“They’re mining crypto!” team member Ryan Sparno said, in reference to the power-heavy process in which bitcoins are minted.
Just outside of the event center, the Silverman Conference Room was converted into a nap station and saw steady traffic throughout the wee hours of the morning.
“I got three hours of sleep last night,” Collings said on Saturday, taking a long draft of Yerba Mate. “We went home to shower and pass out and have a fever dream about our project.”
In true coder fashion, competitors whipped their projects into shape over the final night of the event. LockWire, bogged down in the particulars of database networking all through Saturday, managed to finish a working prototype before the Sunday 10 a.m. freeze deadline.
“At 6 a.m. we told ourselves, ‘That’s it! No more!’” O’Rourke said Sunday afternoon.
Teams arrayed their projects at numbered slots on the long plastic tables that had covered the event center for the past three days. Judges snaked through the bazaar of presentations throughout the early afternoon. The awards ceremony began at 3 p.m. and ended one hour later — it was the conclusion to a weekend of highs, lows, wins, losses and too much caffeine.
Egypt Amaru, Stewart Dulaney, Andrew Zhu and Tejas Shah
In response to the nation’s growing Alzheimer’s epidemic, the Iris team wanted to provide patients suffering from memory-loss with a tool to manage their relationships. Reminiscent of Joaquin Phoenix’s digital companion in the 2013 film Her, Iris runs in the background on a shirt-pocketed smartphone. When presented with a face stored in its memory—like one of a family member—it relays facts about that person to the user. Iris won the top Google Cloud Platform prize for the best use of the service and second-place in the TechCares category.
Emmanuel Butor, Emily Kobayashi, Justin Krupp and Xiao Qing Yu
To combat the misconception that programmers can’t speak above five decibels, the team behind stage_fright created an interactive speech coach that tells its user to stand up straight, project and cut out the ‘um’s.’ Written to use Oculus Rift VR goggles, the app sets a stage in cyberspace with a packed auditorium of faces staring expectantly at the user. stage_fright won the top TechCares prize and was the runner-up for UCSC’s own Arts Division award.
Brian Underman, Denis Vashchenko, Dan Tran and Adrian Darian

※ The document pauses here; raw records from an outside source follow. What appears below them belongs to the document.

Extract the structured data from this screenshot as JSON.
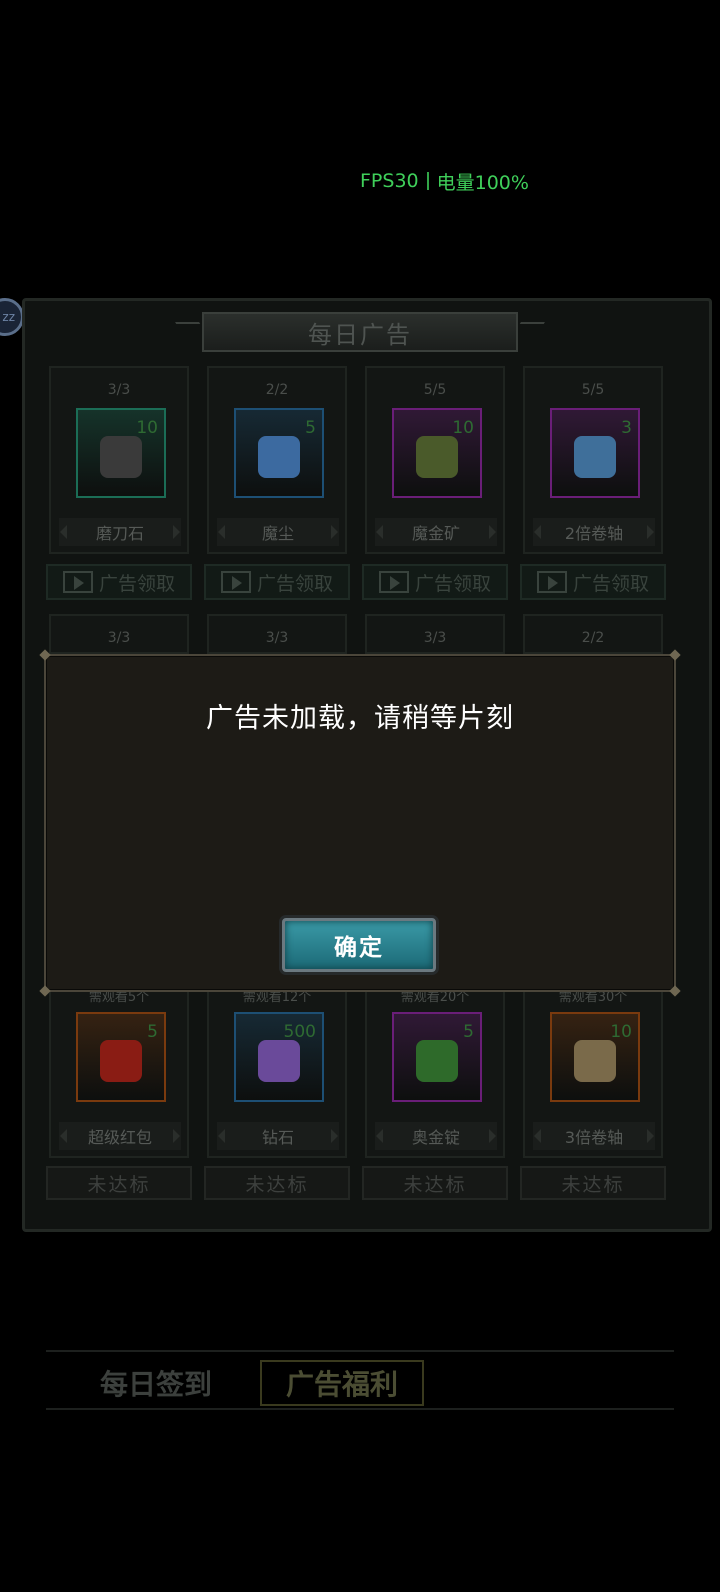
{
  "status": {
    "fps": "FPS30",
    "battery": "电量100%"
  },
  "panel": {
    "title": "每日广告",
    "row1": [
      {
        "count": "3/3",
        "qty": "10",
        "name": "磨刀石",
        "frame": "#1b6d56",
        "item": "#3a3a3a"
      },
      {
        "count": "2/2",
        "qty": "5",
        "name": "魔尘",
        "frame": "#1d4f74",
        "item": "#3c6aa0"
      },
      {
        "count": "5/5",
        "qty": "10",
        "name": "魔金矿",
        "frame": "#6a1e78",
        "item": "#4a5a2a"
      },
      {
        "count": "5/5",
        "qty": "3",
        "name": "2倍卷轴",
        "frame": "#6a1e78",
        "item": "#3f6f9a"
      }
    ],
    "row2_counts": [
      "3/3",
      "3/3",
      "3/3",
      "2/2"
    ],
    "ad_button_label": "广告领取",
    "row3": [
      {
        "need": "需观看5个",
        "qty": "5",
        "name": "超级红包",
        "frame": "#7a3a0e",
        "item": "#8a1c14"
      },
      {
        "need": "需观看12个",
        "qty": "500",
        "name": "钻石",
        "frame": "#1d4f74",
        "item": "#6a4a9a"
      },
      {
        "need": "需观看20个",
        "qty": "5",
        "name": "奥金锭",
        "frame": "#6a1e78",
        "item": "#2e6a2a"
      },
      {
        "need": "需观看30个",
        "qty": "10",
        "name": "3倍卷轴",
        "frame": "#7a3a0e",
        "item": "#7a6a4a"
      }
    ],
    "reach_label": "未达标"
  },
  "tabs": {
    "daily": "每日签到",
    "ad": "广告福利"
  },
  "modal": {
    "message": "广告未加载，请稍等片刻",
    "ok": "确定"
  }
}
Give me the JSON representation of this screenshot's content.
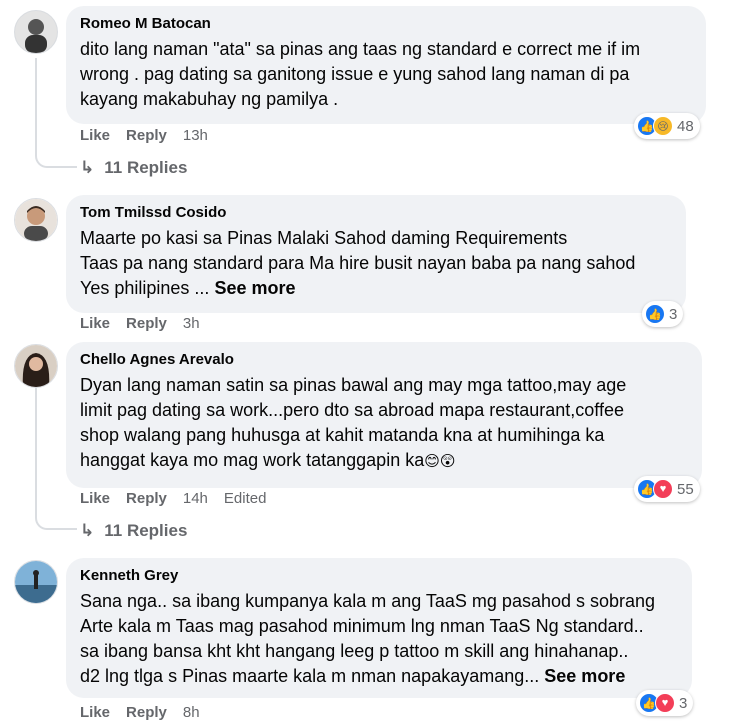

Tired of the small, unhelpful graphics that have smattered STEM textbooks for decades, the chemisTRY team wrested ‘90s-era teaching supplements into 2019. Within an augmented reality environment — similar to the one Snapchat generates to put dog-faces on selfies — the app renders real-time simulations of cell structures, water molecules and other natural phenomena to provide classrooms with an effective and engaging educational aid.